*Your instructions:*
Print out the entries, word for word.

Data excerpts:

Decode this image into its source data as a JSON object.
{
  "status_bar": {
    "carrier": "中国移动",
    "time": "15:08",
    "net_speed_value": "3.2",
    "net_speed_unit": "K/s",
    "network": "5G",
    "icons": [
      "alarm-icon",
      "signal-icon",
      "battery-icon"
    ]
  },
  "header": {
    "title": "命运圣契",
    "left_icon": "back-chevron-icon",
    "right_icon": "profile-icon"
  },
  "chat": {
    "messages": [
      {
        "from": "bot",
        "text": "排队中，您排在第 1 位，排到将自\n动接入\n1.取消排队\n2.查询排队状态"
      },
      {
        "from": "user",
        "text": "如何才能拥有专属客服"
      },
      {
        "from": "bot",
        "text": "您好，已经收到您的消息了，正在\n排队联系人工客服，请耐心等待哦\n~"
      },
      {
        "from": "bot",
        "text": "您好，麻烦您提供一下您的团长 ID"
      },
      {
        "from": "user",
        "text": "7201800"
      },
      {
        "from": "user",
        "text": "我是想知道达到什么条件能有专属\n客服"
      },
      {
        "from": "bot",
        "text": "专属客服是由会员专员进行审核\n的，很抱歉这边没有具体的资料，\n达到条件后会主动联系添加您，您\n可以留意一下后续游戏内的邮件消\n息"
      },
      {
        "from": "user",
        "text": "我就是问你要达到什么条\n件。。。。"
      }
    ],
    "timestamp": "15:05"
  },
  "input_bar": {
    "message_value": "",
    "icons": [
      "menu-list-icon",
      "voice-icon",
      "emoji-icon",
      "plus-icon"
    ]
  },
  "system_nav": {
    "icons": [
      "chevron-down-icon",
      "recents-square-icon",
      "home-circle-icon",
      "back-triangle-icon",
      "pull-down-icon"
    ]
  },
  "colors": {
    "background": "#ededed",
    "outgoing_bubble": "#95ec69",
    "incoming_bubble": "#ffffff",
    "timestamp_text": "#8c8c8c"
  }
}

*Result:*
Decode this image into its source data as a JSON object.
{
  "status_bar": {
    "carrier": "中国移动",
    "time": "15:08",
    "net_speed_value": "3.2",
    "net_speed_unit": "K/s",
    "network": "5G",
    "icons": [
      "alarm-icon",
      "signal-icon",
      "battery-icon"
    ]
  },
  "header": {
    "title": "命运圣契",
    "left_icon": "back-chevron-icon",
    "right_icon": "profile-icon"
  },
  "chat": {
    "messages": [
      {
        "from": "bot",
        "text": "排队中，您排在第 1 位，排到将自\n动接入\n1.取消排队\n2.查询排队状态"
      },
      {
        "from": "user",
        "text": "如何才能拥有专属客服"
      },
      {
        "from": "bot",
        "text": "您好，已经收到您的消息了，正在\n排队联系人工客服，请耐心等待哦\n~"
      },
      {
        "from": "bot",
        "text": "您好，麻烦您提供一下您的团长 ID"
      },
      {
        "from": "user",
        "text": "7201800"
      },
      {
        "from": "user",
        "text": "我是想知道达到什么条件能有专属\n客服"
      },
      {
        "from": "bot",
        "text": "专属客服是由会员专员进行审核\n的，很抱歉这边没有具体的资料，\n达到条件后会主动联系添加您，您\n可以留意一下后续游戏内的邮件消\n息"
      },
      {
        "from": "user",
        "text": "我就是问你要达到什么条\n件。。。。"
      }
    ],
    "timestamp": "15:05"
  },
  "input_bar": {
    "message_value": "",
    "icons": [
      "menu-list-icon",
      "voice-icon",
      "emoji-icon",
      "plus-icon"
    ]
  },
  "system_nav": {
    "icons": [
      "chevron-down-icon",
      "recents-square-icon",
      "home-circle-icon",
      "back-triangle-icon",
      "pull-down-icon"
    ]
  },
  "colors": {
    "background": "#ededed",
    "outgoing_bubble": "#95ec69",
    "incoming_bubble": "#ffffff",
    "timestamp_text": "#8c8c8c"
  }
}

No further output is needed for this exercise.